For decades Detroit has been the center of the automotive industry in the United States, and was the destination of many black migrants in the early 50’s and 60’s. The factories provided jobs that allowed black men and women with little education to pay for their families in sustainable and even upwardly mobile ways. As late as the mid-nineties, I can remember guys I was growing up with telling me that college was a waste of time because they could make good money working in the factories like their fathers had.
As such, when the economy crashed last year–and took the automotive industry with it–Detroit, and the black people who inhabit the city (Detroit is 81% black), were especially hard hit. With a 22% unemployment rate in the City of Detroit alone (the State of Michigan unemployment rate is 15.2%), the circumstances become more dire daily.
With the economy taking a nosedive, corruption scandals in Detroit became national news. All of a sudden, Former Mayor, Kwame Kilpatrick and his text-message scandal became fodder for both daytime and late night news. Recent scandals around Monica Conyers have become fruit for mainstream news, bloggers and youtube.
It seems that at every opportunity, when it comes to the City of Detroit, what can go wrong, does wrong.
But the question remains, does the color of the corrupt make a difference? When Kilpatrick was ultimately charged with obstruction of justice and sentenced to 120 days in jail, upon release, Kilpatrick and his family immediately moved away from the City. But in the State of Illinois in the face of a Federal Investigation, Former Governor Rod Blagovich went on a late night tv tour.
While Kilpatrick is still being blamed for a city that was honestly already in shambles way before he got there, Blagovich is busy performing at comedy clubs in Chicago. Is it Blagovich’s own understanding of his white privilege that allows him to be unshakable in the face of a somewhat insatiable media? Or is it the media and the electorate’s understanding of his whiteness that allows them to view his misconduct so lightheartedly?

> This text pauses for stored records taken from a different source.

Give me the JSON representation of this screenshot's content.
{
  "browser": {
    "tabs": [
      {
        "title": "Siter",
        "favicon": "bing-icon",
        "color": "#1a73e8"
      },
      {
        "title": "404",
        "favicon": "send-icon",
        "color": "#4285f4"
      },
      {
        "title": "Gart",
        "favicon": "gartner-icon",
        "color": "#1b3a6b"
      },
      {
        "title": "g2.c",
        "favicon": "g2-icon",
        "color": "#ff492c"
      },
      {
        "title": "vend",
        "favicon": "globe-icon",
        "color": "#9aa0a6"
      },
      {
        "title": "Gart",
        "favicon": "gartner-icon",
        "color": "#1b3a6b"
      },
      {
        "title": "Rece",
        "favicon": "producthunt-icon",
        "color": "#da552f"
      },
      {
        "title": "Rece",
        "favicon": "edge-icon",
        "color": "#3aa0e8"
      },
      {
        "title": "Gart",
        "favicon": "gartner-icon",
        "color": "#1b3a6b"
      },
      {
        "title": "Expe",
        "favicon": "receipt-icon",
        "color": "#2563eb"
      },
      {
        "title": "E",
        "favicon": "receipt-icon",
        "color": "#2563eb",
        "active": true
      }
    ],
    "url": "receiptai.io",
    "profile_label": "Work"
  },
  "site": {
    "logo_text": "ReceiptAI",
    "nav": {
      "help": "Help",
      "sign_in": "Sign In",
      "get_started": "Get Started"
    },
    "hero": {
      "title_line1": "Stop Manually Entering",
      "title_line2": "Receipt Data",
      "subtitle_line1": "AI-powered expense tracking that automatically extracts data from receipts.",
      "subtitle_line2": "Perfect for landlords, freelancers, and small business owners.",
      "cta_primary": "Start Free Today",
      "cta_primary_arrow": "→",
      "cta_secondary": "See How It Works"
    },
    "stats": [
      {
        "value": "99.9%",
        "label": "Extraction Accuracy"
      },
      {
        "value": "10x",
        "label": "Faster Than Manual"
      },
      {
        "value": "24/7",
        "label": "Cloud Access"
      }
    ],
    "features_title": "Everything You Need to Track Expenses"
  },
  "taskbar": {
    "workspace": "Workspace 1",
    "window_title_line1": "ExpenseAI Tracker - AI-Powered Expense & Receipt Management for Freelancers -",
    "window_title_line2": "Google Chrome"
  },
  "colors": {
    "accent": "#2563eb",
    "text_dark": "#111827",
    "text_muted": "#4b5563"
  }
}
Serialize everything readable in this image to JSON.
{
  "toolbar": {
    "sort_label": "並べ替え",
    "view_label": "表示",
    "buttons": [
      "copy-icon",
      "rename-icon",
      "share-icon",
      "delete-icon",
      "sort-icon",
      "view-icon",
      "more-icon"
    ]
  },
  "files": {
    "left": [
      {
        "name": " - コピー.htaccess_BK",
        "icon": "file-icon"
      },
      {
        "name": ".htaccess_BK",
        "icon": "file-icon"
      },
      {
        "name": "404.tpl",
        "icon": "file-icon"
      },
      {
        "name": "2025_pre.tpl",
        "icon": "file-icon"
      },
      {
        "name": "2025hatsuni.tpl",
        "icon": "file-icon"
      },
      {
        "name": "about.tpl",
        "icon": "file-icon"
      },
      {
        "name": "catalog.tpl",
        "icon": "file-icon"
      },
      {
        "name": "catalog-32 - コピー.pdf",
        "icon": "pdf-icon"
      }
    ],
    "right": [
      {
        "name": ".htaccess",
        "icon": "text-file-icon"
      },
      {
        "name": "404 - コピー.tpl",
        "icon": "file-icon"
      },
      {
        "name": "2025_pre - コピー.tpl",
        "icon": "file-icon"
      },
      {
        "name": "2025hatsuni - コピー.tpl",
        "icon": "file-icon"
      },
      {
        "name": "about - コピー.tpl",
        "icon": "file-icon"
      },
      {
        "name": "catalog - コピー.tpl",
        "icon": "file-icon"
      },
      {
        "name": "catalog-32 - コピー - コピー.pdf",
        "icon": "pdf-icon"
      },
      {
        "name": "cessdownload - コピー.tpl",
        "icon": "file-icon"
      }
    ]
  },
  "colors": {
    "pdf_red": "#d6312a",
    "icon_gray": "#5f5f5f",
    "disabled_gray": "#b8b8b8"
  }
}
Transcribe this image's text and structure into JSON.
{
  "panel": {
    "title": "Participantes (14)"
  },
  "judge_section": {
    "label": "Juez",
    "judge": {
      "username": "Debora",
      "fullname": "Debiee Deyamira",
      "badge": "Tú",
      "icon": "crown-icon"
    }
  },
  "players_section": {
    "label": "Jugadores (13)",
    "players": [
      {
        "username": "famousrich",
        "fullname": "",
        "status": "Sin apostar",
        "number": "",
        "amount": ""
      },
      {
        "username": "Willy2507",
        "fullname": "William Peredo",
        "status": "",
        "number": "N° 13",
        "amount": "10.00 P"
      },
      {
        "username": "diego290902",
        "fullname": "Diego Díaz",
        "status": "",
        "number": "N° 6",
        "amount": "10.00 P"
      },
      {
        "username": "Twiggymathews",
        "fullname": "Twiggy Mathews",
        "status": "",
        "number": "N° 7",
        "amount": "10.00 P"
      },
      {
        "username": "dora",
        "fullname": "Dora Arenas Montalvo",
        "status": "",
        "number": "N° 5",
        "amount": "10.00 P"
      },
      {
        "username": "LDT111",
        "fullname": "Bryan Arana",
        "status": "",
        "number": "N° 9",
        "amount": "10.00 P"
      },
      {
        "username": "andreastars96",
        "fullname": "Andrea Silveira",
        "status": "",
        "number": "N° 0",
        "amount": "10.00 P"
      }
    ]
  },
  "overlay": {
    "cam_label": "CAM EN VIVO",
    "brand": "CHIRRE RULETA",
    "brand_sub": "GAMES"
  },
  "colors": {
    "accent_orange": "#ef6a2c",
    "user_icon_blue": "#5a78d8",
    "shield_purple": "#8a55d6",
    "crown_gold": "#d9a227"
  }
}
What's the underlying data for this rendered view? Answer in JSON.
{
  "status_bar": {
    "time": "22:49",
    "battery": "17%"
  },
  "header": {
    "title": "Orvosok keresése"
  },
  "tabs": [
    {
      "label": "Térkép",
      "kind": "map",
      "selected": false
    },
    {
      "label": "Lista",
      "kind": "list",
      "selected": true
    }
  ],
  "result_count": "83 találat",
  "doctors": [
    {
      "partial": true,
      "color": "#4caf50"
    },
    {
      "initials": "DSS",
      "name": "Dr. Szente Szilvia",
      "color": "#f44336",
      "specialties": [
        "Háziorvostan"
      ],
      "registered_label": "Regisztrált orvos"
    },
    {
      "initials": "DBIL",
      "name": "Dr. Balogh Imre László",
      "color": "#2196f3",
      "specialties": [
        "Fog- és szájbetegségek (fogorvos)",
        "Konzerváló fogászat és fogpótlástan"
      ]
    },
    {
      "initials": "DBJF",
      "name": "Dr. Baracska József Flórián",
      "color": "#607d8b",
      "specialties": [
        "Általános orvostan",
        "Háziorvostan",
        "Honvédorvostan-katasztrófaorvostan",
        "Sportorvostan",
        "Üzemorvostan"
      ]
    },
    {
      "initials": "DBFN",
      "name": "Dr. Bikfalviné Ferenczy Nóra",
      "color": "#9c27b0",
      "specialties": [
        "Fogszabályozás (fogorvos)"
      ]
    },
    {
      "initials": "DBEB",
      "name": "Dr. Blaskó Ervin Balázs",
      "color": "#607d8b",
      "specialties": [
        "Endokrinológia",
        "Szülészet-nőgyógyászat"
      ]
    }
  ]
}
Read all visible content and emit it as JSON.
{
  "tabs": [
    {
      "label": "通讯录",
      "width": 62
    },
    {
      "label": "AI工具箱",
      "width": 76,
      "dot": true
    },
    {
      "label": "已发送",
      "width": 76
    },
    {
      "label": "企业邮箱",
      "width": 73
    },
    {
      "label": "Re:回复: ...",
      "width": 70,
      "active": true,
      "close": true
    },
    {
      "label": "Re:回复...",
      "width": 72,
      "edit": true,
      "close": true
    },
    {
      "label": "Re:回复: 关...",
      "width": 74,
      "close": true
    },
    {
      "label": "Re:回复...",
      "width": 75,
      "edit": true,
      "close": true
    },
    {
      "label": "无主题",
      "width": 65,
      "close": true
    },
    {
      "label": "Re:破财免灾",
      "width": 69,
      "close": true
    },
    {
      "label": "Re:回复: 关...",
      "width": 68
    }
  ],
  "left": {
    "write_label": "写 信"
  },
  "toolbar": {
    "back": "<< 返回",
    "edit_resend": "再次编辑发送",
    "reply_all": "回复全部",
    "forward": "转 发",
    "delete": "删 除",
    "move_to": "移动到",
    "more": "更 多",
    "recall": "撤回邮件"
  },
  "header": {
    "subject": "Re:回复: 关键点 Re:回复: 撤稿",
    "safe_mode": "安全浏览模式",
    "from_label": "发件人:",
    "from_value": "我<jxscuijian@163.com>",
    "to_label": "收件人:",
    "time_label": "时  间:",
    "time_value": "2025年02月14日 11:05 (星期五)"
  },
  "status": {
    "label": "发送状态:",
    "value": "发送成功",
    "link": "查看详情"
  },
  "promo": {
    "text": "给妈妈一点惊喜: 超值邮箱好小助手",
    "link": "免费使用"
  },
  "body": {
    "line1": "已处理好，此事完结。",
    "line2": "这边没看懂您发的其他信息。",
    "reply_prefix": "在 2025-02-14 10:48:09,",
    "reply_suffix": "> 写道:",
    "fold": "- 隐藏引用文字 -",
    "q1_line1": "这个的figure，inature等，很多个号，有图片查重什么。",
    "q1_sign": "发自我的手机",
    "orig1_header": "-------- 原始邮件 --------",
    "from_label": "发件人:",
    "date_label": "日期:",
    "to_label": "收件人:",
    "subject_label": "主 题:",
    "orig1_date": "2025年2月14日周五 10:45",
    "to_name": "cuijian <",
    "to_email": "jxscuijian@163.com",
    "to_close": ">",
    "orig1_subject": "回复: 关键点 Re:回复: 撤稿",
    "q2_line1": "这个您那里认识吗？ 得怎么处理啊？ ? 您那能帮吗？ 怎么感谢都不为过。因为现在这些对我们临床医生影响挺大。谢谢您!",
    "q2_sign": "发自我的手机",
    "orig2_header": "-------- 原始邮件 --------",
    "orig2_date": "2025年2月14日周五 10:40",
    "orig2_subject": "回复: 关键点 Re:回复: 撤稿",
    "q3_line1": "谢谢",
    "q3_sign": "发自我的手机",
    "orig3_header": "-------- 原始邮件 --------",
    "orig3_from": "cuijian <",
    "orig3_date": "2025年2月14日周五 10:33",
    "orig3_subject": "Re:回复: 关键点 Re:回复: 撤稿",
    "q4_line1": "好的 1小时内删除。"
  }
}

Perhaps at the end of the day, the reason that everybody forgot about Detroit on November 5, 2008 is because it is a city of black people run by black people.